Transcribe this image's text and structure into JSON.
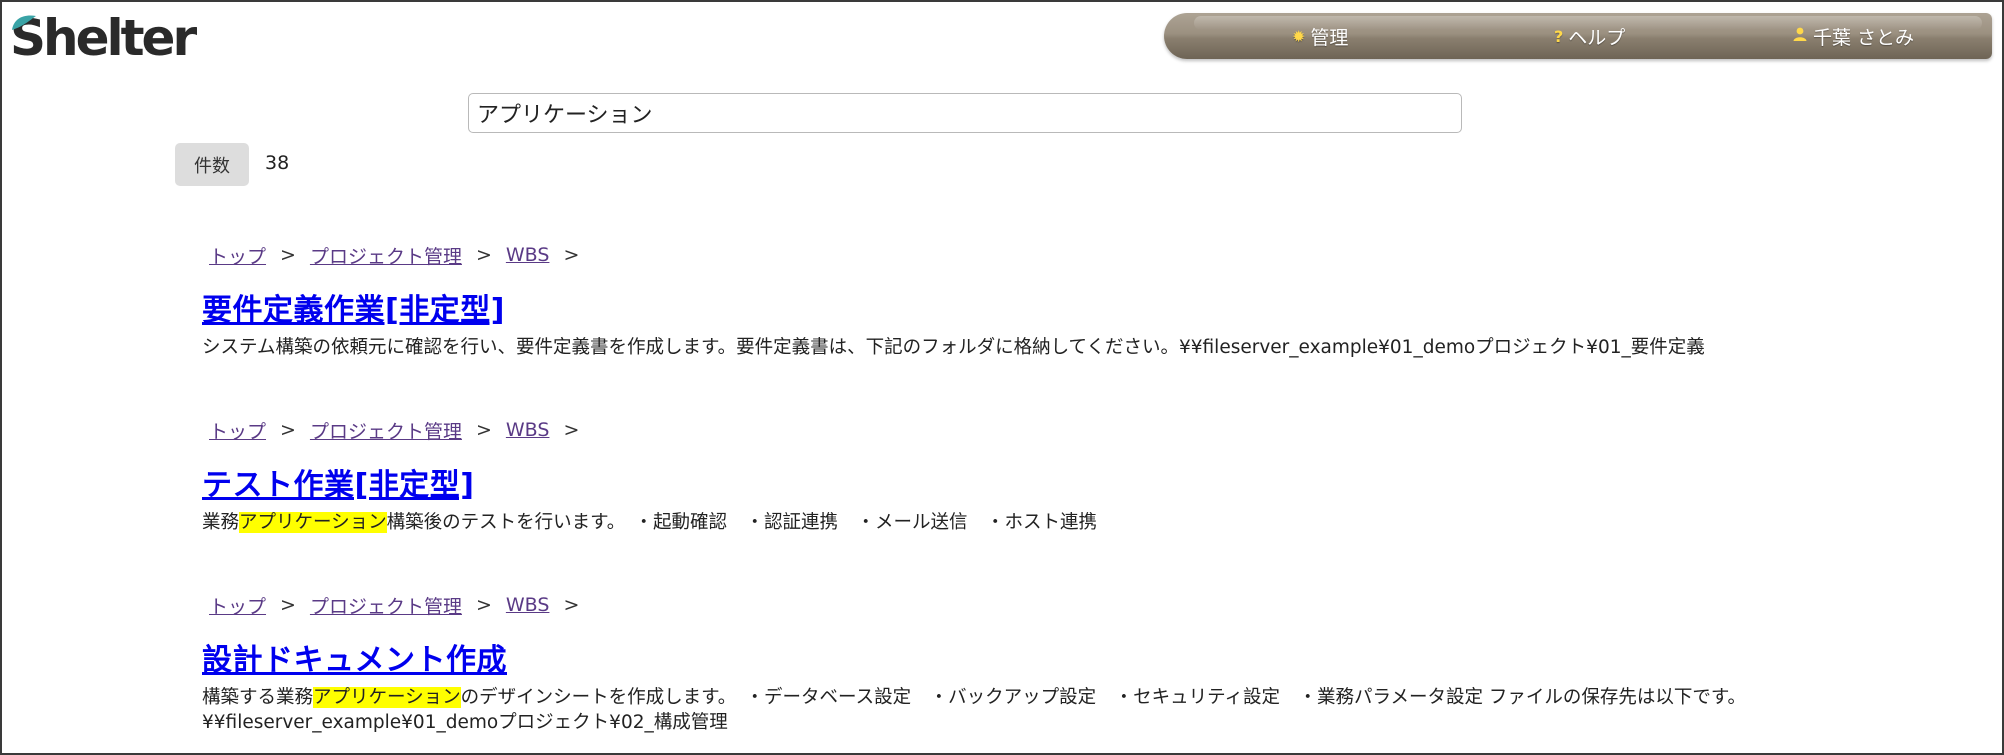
{
  "app": {
    "logo_text": "Shelter",
    "brand_accent": "#3aa3a6"
  },
  "nav": {
    "admin_label": "管理",
    "help_label": "ヘルプ",
    "user_label": "千葉 さとみ"
  },
  "search": {
    "value": "アプリケーション"
  },
  "count": {
    "label": "件数",
    "value": "38"
  },
  "results": [
    {
      "breadcrumb": [
        "トップ",
        "プロジェクト管理",
        "WBS"
      ],
      "title": "要件定義作業[非定型]",
      "desc_parts": [
        "システム構築の依頼元に確認を行い、要件定義書を作成します。要件定義書は、下記のフォルダに格納してください。¥¥fileserver_example¥01_demoプロジェクト¥01_要件定義"
      ]
    },
    {
      "breadcrumb": [
        "トップ",
        "プロジェクト管理",
        "WBS"
      ],
      "title": "テスト作業[非定型]",
      "desc_parts": [
        "業務",
        "アプリケーション",
        "構築後のテストを行います。　・起動確認　・認証連携　・メール送信　・ホスト連携"
      ]
    },
    {
      "breadcrumb": [
        "トップ",
        "プロジェクト管理",
        "WBS"
      ],
      "title": "設計ドキュメント作成",
      "desc_parts": [
        "構築する業務",
        "アプリケーション",
        "のデザインシートを作成します。　・データベース設定　・バックアップ設定　・セキュリティ設定　・業務パラメータ設定 ファイルの保存先は以下です。\n¥¥fileserver_example¥01_demoプロジェクト¥02_構成管理"
      ]
    }
  ],
  "separator": ">",
  "highlight_color": "#ffff00"
}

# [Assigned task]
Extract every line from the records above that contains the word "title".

# [Exercise answer]
      "title": "要件定義作業[非定型]",
      "title": "テスト作業[非定型]",
      "title": "設計ドキュメント作成",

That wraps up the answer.